When women have this knowledge, they are empowered. They can take control of their pregnancies and births and advocate for themselves. They don't have to close their eyes and hope that their providers know what they are doing. They can make decisions, including the decision of which providers to hire. Did you hear that? You are HIRING your providers. You pay them to provide a service. If you don't like their service, don't pay them. Find someone else. So many women stay with their OBGYN for their births just because that was who did their annual pap smear. Swiping your cervix with a q-tip has nothing to do with having a baby. Interview your providers. Find one that works for you. Make a birth plan. Prepare for your birth.
Then surround yourself with support. Find supportive providers, for sure, but make sure whoever else is invited to take part in this experience with you is 100% on board. This may mean they need to be educated about the decisions you made so that they understand. If someone is not supportive, they have no business being in your birth space. This is YOUR body, YOUR baby, and YOUR birth. I have seen women with all the information and capabilities available to them let go of their birth experience because when it came down to it, they weren't supported.
This is what I hope to accomplish. I want to provide women with the tools they need to be informed, empowered, and supported. I want women to be able to own their birth experience. This doesn't mean that everything will always go perfectly. Sometimes, rarely, complications do occur. But if you are an active participant in your birth and you own the experience, you will be the one dealing with problems if they arise and you can still be empowered and supported in those situations.
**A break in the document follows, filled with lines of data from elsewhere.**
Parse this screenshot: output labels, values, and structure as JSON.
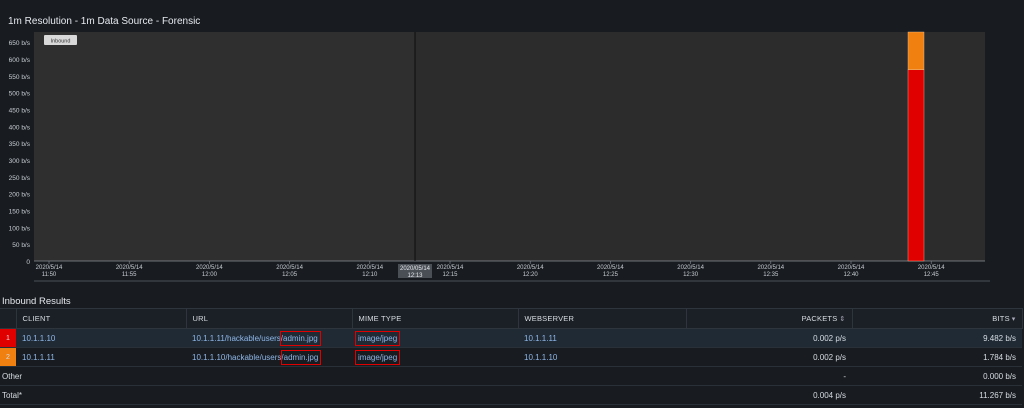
{
  "panel": {
    "title": "1m Resolution - 1m Data Source - Forensic"
  },
  "chart_data": {
    "type": "bar",
    "legend": [
      "Inbound"
    ],
    "ylabels": [
      "0",
      "50 b/s",
      "100 b/s",
      "150 b/s",
      "200 b/s",
      "250 b/s",
      "300 b/s",
      "350 b/s",
      "400 b/s",
      "450 b/s",
      "500 b/s",
      "550 b/s",
      "600 b/s",
      "650 b/s"
    ],
    "ylim": [
      0,
      680
    ],
    "xticks": [
      {
        "date": "2020/5/14",
        "time": "11:50"
      },
      {
        "date": "2020/5/14",
        "time": "11:55"
      },
      {
        "date": "2020/5/14",
        "time": "12:00"
      },
      {
        "date": "2020/5/14",
        "time": "12:05"
      },
      {
        "date": "2020/5/14",
        "time": "12:10"
      },
      {
        "date": "2020/5/14",
        "time": "12:15"
      },
      {
        "date": "2020/5/14",
        "time": "12:20"
      },
      {
        "date": "2020/5/14",
        "time": "12:25"
      },
      {
        "date": "2020/5/14",
        "time": "12:30"
      },
      {
        "date": "2020/5/14",
        "time": "12:35"
      },
      {
        "date": "2020/5/14",
        "time": "12:40"
      },
      {
        "date": "2020/5/14",
        "time": "12:45"
      }
    ],
    "cursor": {
      "date": "2020/05/14",
      "time": "12:13"
    },
    "bars": [
      {
        "time": "12:45",
        "series": "1",
        "value": 568,
        "color": "#e00000"
      },
      {
        "time": "12:45",
        "series": "2",
        "value": 112,
        "color": "#f08010"
      }
    ]
  },
  "results": {
    "title": "Inbound Results",
    "columns": {
      "client": "CLIENT",
      "url": "URL",
      "mime": "MIME TYPE",
      "webserver": "WEBSERVER",
      "packets": "PACKETS",
      "bits": "BITS"
    },
    "rows": [
      {
        "rank": "1",
        "client": "10.1.1.10",
        "url_prefix": "10.1.1.11/hackable/users/",
        "url_file": "admin.jpg",
        "mime": "image/jpeg",
        "webserver": "10.1.1.11",
        "packets": "0.002 p/s",
        "bits": "9.482 b/s"
      },
      {
        "rank": "2",
        "client": "10.1.1.11",
        "url_prefix": "10.1.1.10/hackable/users/",
        "url_file": "admin.jpg",
        "mime": "image/jpeg",
        "webserver": "10.1.1.10",
        "packets": "0.002 p/s",
        "bits": "1.784 b/s"
      }
    ],
    "other": {
      "label": "Other",
      "packets": "-",
      "bits": "0.000 b/s"
    },
    "total": {
      "label": "Total*",
      "packets": "0.004 p/s",
      "bits": "11.267 b/s"
    }
  }
}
Birth should be something you accomplish, not something that happens to you.
For more information about the movement to improve childbirth, check out Improvingbirth.org
Here is an awesome album from their Facebook page of why women want to improve birth https://www.facebook.com/media/set/?set=a.509315189141974.1073741832.255657527841076&type=3
For more information about evidence-based birth, evolutionaryparenting.com and evidencebasedbirth.com are great resources!